→ Your objective
Below are the records. Gather each line that holds "icon".

*** Opening Task input ***

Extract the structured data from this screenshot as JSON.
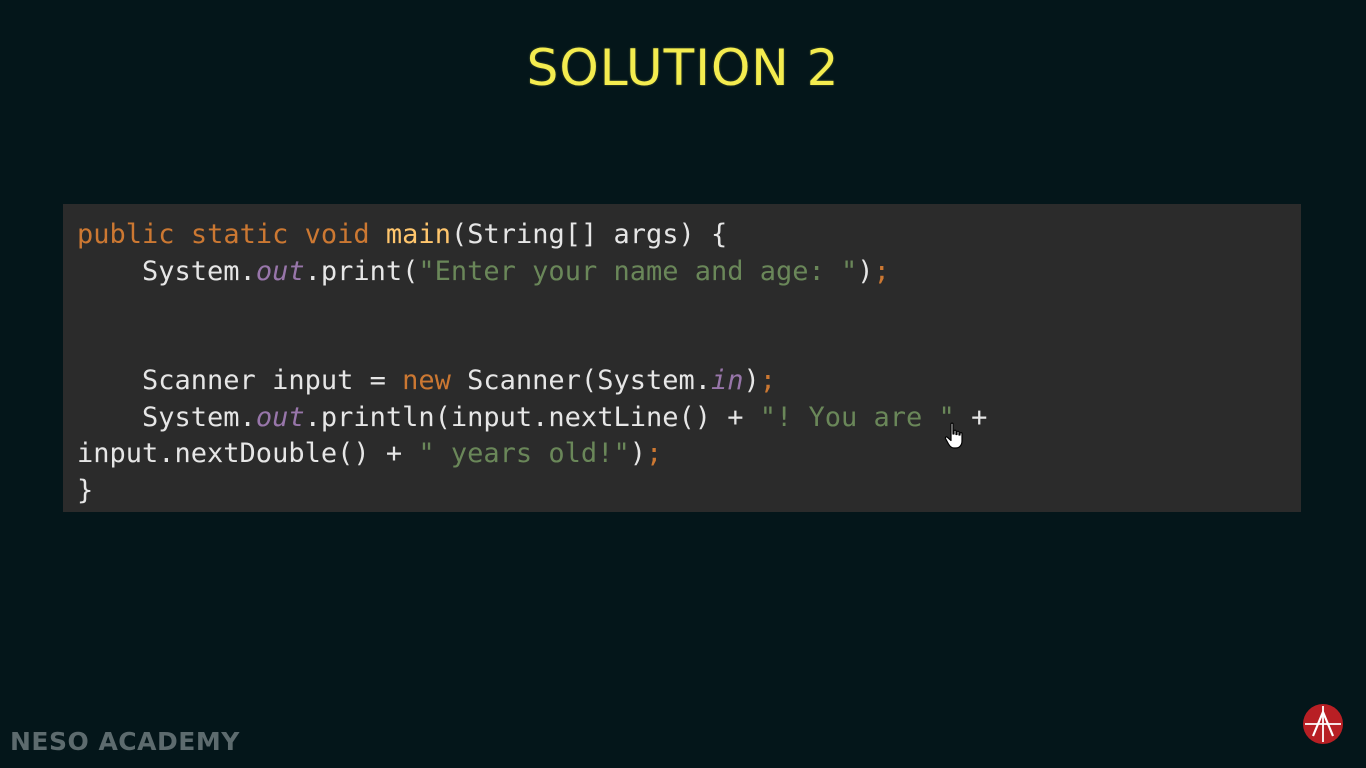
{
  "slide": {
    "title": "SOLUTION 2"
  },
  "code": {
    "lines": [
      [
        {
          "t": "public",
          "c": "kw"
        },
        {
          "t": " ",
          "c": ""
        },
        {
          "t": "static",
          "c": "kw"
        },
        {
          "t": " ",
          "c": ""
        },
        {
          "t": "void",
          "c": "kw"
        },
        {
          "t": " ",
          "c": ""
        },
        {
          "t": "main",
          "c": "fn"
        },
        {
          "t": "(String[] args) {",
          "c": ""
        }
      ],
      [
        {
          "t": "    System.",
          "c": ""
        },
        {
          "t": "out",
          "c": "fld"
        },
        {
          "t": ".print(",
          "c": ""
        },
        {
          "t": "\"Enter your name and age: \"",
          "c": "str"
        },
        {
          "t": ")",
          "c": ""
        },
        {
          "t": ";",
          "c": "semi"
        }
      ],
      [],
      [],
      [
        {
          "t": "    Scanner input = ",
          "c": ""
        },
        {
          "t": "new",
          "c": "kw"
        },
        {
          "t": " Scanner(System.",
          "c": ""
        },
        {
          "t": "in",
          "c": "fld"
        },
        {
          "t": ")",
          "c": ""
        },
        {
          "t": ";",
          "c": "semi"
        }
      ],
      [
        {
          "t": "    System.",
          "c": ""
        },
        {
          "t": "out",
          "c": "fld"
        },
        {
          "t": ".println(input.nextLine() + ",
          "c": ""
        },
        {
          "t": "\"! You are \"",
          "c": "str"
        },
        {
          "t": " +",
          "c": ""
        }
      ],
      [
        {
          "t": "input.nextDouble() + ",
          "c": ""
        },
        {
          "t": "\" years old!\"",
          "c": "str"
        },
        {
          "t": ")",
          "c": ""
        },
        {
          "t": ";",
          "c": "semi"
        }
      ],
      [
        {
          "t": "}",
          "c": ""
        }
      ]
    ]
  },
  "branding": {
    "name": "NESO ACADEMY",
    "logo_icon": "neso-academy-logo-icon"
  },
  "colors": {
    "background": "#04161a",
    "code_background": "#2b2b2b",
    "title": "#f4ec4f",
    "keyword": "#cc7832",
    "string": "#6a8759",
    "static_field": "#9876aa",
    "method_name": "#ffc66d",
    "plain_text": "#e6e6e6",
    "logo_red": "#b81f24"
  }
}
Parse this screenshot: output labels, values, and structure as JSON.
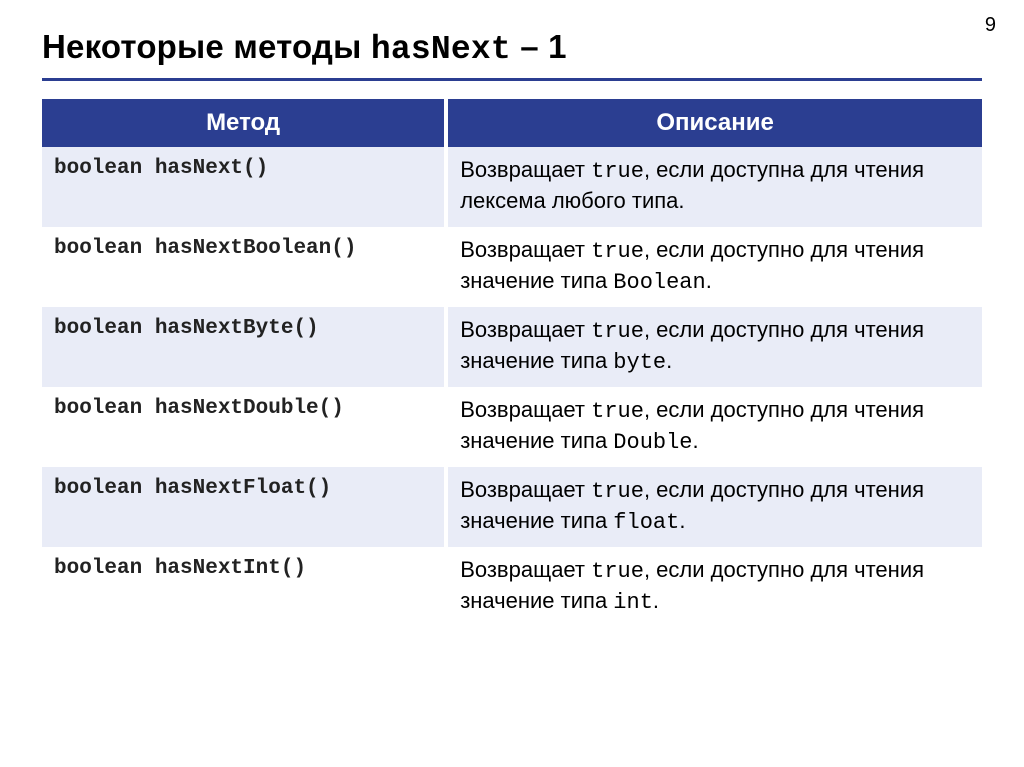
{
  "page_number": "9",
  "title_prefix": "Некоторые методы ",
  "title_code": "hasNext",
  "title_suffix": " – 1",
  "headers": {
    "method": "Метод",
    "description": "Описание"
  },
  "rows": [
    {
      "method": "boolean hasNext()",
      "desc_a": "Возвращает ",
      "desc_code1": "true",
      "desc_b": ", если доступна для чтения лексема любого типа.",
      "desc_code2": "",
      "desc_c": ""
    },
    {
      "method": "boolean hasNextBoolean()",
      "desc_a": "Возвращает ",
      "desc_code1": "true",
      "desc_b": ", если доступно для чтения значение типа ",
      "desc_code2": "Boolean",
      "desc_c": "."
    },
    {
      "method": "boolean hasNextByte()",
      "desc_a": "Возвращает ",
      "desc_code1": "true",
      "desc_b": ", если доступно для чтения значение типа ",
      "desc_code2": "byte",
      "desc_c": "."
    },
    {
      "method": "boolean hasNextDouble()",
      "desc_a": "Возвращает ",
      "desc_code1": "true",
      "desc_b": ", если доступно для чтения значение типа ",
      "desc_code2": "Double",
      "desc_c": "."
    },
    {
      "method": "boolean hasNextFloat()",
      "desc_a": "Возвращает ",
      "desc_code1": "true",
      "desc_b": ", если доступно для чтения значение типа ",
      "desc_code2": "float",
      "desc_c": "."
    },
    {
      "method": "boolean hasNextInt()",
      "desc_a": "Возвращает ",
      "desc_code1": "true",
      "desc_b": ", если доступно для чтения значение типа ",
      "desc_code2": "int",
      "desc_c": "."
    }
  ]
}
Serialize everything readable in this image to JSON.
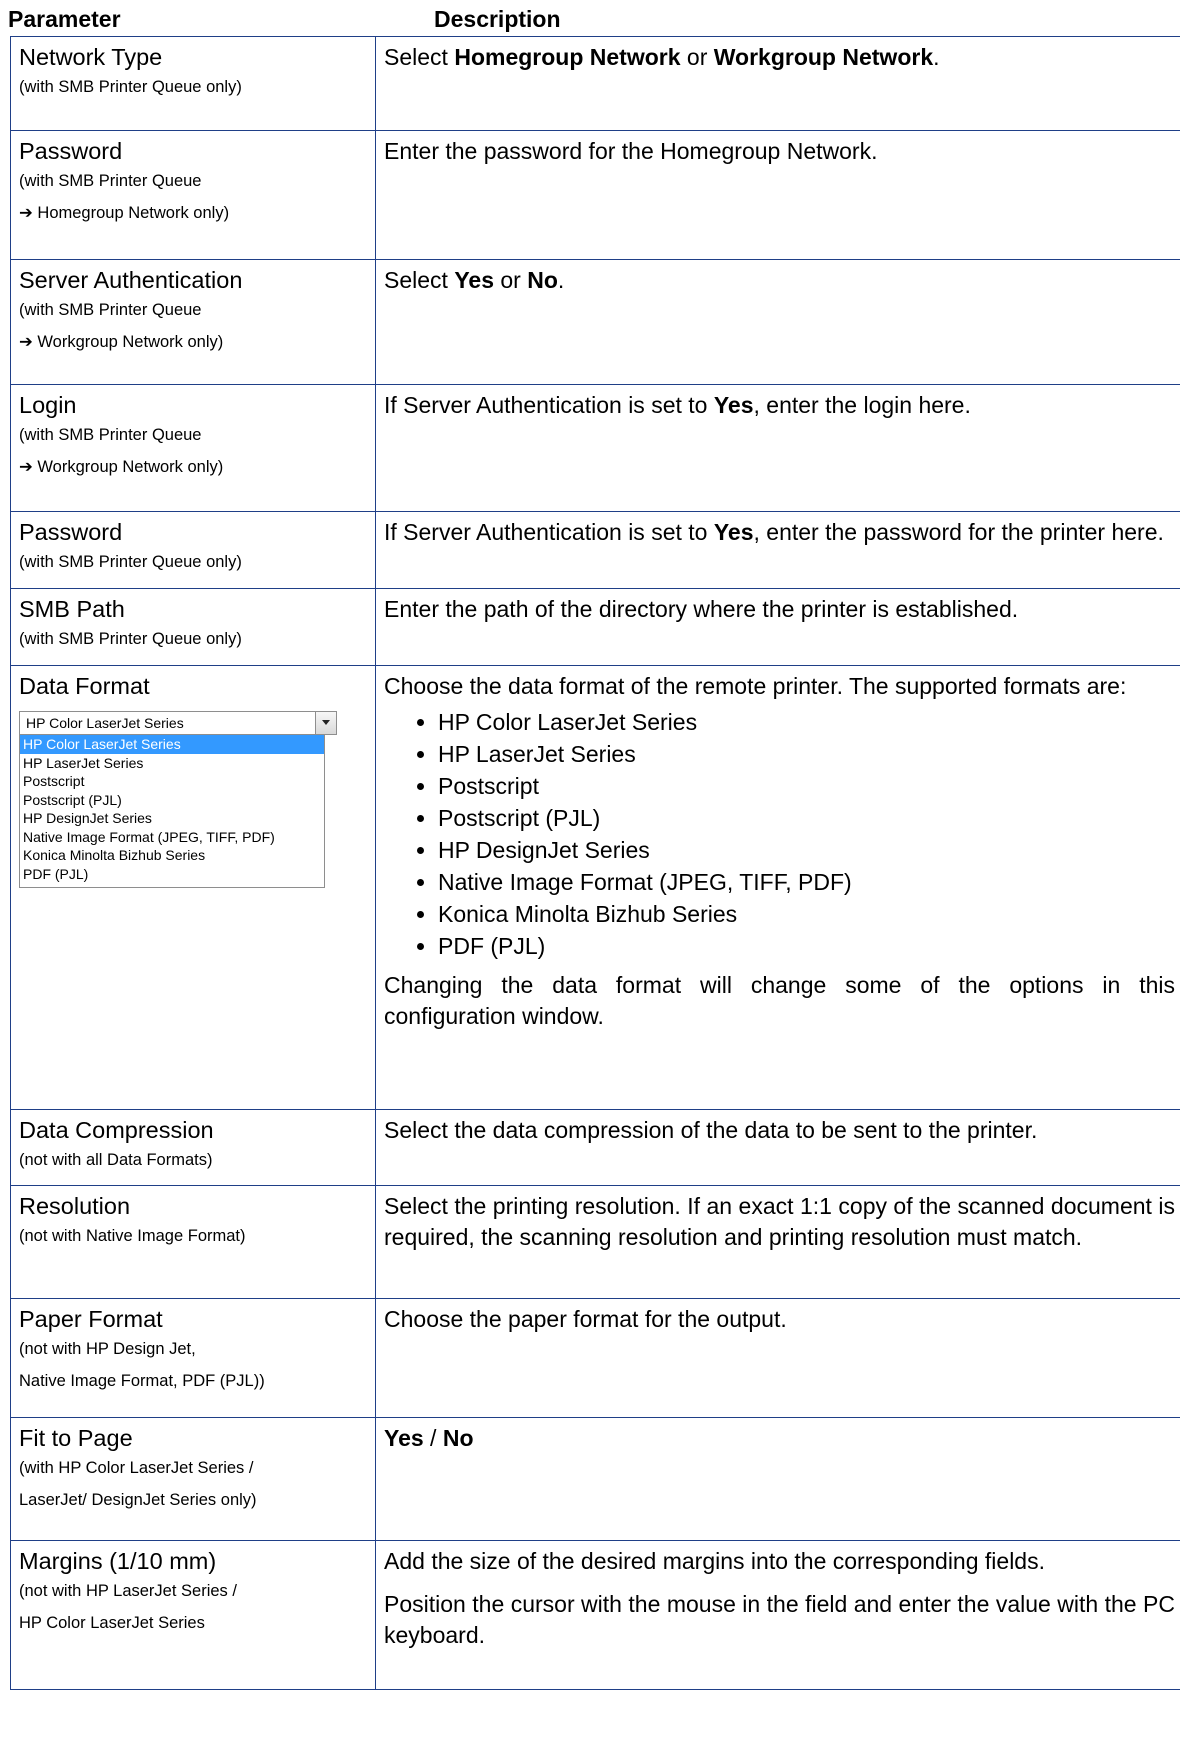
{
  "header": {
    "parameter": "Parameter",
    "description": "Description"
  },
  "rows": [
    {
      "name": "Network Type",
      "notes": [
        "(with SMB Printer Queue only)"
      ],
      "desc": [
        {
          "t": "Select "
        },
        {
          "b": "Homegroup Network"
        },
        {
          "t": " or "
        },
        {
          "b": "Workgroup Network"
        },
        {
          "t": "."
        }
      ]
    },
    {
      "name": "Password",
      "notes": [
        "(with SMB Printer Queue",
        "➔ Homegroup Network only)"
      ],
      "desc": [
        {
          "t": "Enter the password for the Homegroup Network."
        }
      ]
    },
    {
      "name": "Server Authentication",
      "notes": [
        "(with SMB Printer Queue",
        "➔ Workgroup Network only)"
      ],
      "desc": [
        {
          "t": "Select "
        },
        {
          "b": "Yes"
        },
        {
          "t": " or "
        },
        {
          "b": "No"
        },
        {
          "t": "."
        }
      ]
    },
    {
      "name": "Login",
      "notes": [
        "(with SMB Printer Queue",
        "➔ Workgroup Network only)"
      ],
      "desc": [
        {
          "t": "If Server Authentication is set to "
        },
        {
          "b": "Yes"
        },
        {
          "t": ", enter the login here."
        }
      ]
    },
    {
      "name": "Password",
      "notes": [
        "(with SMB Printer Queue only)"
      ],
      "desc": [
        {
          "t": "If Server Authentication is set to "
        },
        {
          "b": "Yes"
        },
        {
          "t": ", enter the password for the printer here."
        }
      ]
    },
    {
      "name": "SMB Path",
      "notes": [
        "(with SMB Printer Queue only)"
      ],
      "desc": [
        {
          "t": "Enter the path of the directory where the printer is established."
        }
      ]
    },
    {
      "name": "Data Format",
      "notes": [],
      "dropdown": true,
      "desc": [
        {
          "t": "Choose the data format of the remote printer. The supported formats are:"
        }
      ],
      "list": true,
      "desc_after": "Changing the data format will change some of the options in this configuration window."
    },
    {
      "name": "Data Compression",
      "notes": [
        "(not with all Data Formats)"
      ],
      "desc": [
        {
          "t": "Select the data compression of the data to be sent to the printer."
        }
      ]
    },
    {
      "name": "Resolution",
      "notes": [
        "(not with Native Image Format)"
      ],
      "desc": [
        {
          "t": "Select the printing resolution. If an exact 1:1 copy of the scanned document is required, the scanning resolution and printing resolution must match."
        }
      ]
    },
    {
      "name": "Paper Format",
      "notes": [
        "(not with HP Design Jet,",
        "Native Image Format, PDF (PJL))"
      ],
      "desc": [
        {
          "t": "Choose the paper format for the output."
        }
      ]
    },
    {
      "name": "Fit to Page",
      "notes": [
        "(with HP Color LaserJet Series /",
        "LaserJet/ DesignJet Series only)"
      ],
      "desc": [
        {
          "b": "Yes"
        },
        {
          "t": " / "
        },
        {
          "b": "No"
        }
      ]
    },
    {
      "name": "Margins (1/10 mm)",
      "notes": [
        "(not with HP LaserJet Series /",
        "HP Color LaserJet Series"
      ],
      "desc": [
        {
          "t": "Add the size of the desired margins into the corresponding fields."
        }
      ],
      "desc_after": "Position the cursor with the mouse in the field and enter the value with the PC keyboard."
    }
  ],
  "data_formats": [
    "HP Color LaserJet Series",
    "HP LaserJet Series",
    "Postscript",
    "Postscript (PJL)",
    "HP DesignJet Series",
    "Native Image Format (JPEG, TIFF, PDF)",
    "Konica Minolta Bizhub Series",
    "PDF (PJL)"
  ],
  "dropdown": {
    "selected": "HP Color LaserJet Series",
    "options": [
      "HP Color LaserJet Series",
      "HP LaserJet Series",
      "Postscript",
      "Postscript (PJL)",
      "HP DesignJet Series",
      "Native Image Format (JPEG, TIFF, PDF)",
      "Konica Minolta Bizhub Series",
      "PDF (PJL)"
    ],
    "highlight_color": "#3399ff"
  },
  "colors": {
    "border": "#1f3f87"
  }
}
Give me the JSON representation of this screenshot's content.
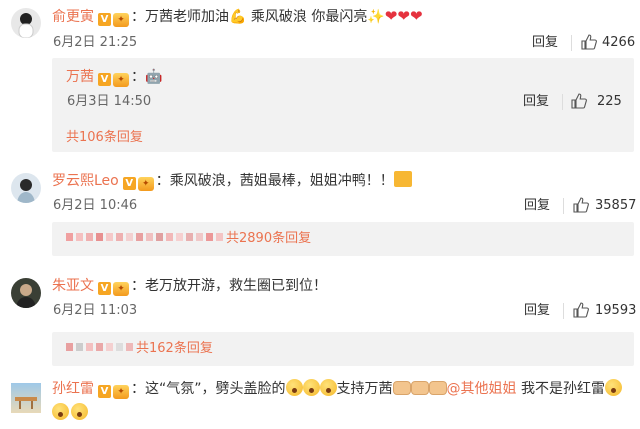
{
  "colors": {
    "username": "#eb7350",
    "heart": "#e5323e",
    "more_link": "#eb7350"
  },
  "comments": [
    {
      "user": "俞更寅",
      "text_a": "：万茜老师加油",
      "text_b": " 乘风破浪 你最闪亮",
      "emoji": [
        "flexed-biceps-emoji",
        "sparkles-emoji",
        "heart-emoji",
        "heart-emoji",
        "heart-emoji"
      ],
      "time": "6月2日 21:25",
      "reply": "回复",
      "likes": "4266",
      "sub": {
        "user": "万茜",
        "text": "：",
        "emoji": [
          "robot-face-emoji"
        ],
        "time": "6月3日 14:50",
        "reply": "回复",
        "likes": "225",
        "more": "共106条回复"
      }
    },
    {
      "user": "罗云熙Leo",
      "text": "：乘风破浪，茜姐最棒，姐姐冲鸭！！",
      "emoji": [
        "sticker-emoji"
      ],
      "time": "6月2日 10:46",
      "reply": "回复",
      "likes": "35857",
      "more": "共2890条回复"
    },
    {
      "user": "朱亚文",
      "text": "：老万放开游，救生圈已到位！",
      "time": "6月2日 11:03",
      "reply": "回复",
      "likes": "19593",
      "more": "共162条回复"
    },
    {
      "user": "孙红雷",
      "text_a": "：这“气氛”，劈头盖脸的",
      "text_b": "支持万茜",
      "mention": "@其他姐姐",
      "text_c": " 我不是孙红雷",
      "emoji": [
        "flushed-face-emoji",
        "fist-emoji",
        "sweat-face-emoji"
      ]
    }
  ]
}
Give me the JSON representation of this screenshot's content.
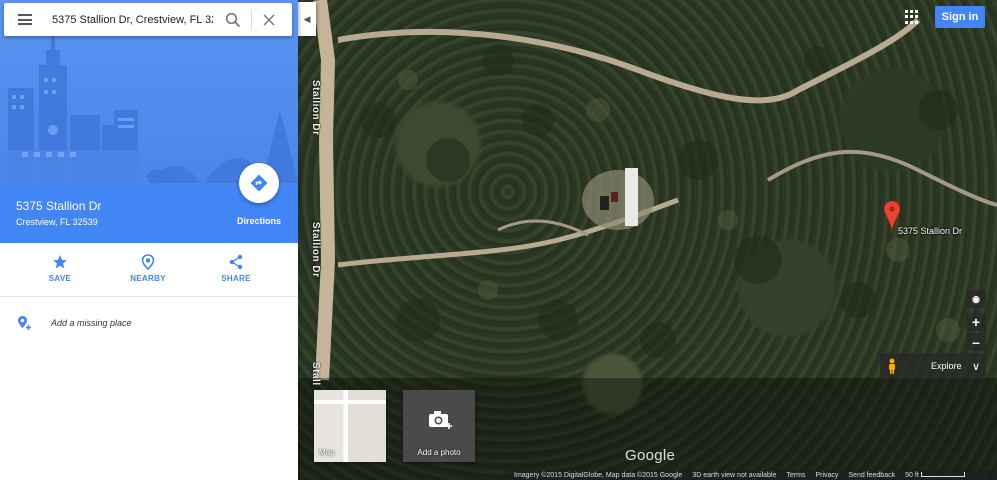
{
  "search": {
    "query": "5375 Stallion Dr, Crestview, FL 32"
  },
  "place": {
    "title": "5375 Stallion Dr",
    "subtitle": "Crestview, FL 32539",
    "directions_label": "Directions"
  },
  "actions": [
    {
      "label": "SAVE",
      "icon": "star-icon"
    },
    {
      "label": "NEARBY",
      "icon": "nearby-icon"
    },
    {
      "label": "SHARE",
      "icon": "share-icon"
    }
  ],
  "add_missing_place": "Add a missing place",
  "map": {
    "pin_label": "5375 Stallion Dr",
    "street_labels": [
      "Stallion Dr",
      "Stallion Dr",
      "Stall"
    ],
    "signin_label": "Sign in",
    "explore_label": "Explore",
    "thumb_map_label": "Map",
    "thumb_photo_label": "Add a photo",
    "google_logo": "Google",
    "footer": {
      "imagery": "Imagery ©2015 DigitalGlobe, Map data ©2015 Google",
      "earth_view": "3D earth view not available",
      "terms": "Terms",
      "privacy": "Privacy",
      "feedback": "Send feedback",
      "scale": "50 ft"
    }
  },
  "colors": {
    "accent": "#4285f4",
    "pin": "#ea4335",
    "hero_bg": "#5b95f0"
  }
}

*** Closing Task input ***

→ Solution to the exercise
    "logo_icon": "neso-academy-logo-icon"
      "icon": "star-icon"
      "icon": "nearby-icon"
      "icon": "share-icon"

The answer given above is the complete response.